Often, we are asked ”Why can’t more classes look like Saturday’s workout (test)?”
If you’ve been around us for long, you know our philosophy is to train all week and test on Saturday.
Those Saturday workouts typically combine weights with cardio and you go against the clock. You know…the whole “3, 2, 1, go!”
There are many reasons why we don’t test more than once a week.
For one, testing takes a toll on your central nervous system (CNS). Test too often and you will see issues like overuse injuries, wear and tear on joints and ligaments, and hormonal issues. In any sport, game day doesn’t happen several times per week. That’s because your body is not designed to perform at its max every day.
Secondly, we prioritize strength and movement quality in our programming.

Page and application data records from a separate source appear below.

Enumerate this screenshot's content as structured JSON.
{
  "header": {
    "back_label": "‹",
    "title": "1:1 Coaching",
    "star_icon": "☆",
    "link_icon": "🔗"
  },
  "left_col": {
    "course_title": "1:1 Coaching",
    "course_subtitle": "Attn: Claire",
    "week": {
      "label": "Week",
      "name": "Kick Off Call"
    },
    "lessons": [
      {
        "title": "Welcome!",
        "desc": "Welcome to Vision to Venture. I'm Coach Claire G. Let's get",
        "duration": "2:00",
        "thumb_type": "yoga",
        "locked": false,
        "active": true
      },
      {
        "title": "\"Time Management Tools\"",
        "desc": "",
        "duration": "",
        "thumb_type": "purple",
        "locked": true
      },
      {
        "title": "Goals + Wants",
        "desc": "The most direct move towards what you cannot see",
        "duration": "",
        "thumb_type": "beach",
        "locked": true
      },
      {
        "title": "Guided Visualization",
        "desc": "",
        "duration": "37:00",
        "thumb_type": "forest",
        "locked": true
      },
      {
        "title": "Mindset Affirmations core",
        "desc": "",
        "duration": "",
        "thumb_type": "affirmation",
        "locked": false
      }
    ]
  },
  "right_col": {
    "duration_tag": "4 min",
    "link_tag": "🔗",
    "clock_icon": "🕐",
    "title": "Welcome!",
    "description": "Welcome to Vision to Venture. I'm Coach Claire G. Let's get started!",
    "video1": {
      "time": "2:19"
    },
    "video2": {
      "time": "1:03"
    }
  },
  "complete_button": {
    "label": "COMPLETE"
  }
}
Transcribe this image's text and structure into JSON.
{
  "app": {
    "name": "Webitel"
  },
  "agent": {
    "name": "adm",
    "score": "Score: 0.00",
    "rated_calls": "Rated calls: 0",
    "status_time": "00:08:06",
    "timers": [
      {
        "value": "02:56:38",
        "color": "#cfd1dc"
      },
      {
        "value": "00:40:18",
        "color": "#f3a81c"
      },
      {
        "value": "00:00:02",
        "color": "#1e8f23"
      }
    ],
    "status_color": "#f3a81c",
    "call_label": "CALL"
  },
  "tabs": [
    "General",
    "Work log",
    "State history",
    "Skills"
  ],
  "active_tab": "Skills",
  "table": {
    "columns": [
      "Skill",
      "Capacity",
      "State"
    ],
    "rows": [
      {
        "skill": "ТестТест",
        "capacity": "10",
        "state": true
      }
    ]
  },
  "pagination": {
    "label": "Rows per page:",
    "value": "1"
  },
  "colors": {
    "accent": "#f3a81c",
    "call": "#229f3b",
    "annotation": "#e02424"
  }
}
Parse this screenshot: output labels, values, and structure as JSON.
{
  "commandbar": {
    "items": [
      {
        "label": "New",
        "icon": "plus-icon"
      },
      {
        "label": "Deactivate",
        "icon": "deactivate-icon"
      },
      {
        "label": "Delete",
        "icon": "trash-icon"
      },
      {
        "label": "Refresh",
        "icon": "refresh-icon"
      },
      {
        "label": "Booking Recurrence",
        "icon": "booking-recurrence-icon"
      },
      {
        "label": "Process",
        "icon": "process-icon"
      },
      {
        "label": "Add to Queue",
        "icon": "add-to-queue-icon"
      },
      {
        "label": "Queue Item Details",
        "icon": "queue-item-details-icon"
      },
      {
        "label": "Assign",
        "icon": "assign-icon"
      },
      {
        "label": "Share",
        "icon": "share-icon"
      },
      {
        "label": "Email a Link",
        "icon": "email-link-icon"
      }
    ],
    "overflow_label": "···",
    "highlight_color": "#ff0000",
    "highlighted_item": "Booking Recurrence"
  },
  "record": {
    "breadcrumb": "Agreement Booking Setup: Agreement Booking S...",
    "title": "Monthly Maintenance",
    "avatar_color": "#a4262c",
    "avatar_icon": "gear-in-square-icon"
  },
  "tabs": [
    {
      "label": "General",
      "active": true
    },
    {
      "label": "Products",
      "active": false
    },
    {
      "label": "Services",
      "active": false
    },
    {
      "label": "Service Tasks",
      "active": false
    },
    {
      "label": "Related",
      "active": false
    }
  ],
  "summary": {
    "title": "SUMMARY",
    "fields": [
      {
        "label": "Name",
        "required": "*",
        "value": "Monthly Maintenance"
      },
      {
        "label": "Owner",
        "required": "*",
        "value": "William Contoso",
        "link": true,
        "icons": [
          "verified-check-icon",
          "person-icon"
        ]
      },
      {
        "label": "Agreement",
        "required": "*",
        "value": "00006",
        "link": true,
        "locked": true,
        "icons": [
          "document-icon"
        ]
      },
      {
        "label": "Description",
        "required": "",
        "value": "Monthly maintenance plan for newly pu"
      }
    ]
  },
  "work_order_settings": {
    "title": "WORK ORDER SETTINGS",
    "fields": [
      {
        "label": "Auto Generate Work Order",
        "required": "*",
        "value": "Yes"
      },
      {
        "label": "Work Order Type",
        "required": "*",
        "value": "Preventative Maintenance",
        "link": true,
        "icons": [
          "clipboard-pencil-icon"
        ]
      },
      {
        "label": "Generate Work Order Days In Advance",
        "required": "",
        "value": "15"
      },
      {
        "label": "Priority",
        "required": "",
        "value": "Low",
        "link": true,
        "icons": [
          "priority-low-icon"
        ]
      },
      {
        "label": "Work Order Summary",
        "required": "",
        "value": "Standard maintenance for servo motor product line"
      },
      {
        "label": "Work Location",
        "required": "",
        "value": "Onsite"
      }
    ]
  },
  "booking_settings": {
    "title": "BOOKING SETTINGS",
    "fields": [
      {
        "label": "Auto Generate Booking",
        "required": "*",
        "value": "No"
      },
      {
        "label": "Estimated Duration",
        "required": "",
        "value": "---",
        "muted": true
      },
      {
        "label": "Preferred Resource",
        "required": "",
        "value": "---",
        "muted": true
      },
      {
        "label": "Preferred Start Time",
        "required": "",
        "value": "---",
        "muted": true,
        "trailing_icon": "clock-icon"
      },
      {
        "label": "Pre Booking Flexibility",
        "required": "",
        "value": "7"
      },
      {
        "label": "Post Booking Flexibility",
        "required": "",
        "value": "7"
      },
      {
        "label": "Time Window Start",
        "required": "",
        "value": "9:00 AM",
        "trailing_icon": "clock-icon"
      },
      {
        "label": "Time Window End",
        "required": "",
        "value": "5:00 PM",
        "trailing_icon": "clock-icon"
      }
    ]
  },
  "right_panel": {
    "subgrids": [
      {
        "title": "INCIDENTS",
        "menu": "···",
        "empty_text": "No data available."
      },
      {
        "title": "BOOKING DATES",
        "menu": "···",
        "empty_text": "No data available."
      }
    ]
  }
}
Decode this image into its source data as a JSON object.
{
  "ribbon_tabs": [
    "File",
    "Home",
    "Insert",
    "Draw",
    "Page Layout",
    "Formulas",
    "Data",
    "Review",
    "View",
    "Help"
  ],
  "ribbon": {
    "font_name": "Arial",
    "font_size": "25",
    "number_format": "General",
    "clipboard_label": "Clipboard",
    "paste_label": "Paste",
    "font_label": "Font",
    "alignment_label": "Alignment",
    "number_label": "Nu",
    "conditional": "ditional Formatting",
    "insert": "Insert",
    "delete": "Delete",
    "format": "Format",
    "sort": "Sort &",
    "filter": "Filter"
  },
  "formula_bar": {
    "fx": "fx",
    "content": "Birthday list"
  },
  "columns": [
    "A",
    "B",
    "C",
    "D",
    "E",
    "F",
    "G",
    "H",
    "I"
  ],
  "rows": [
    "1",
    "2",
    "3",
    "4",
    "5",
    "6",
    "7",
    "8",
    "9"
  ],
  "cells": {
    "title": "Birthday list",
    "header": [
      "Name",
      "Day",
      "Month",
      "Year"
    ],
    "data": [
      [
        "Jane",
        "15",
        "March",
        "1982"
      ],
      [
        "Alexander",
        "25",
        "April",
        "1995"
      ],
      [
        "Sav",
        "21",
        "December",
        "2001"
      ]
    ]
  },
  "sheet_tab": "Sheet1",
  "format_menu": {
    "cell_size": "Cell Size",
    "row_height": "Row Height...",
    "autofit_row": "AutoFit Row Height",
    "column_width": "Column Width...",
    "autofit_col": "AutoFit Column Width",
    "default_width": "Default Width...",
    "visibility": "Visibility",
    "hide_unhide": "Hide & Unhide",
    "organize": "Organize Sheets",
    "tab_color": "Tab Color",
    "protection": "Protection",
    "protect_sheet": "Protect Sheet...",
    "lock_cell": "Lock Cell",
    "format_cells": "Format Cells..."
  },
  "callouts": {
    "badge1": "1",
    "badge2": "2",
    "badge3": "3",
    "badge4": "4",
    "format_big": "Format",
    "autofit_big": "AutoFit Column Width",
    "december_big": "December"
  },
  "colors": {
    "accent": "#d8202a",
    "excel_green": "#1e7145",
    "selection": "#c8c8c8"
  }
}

In metcon tests, the higher repetitions under the stress of the clock lead to sloppiness, even with the most seasoned athletes. It just happens when you are in a competitive mode. Doing that too often will reinforce those sub-standard movement patterns. And, the light to moderate weights lifted at an extremely high heart rate doesn’t actually build strength.
Metcons sends a cardio signal to your body. Even with weights, it’s still a cardio signal. Too much of that signal and your body pares down muscle. The strongest signal always wins.
Our cardio days (Tuesday and Thursday) give you that intensity stimulus without beating you down. This is because we typically use machines and/or bodyweight movements. And our cardio workouts have a purpose, be it pacing, interval training, etc. The following day, you will have the ability to hit your strength workouts with full focus and intensity because your CNS and your body don’t feel taxed from the day before. If we programmed metcons on all of those days, it would take away from the quality work we’ve programmed on other days.
Lastly cardio (and that includes metcons) isn’t the best way to shed fat and develop your physique. It’s strength training for the win.
High-quality training demands that you separate strength and cardio sessions for maximum benefit and adaptation.
All that said, testing is fun! And we enjoy throwing down on occasion. But, it doesn’t lead to better movement and more strength if done too often. We have a duty to “do no harm” with our programming. We want to feel good about what we deliver to our clients and we want to reduce the chances of injury happening. That’s why we don’t program metcons/tests too often.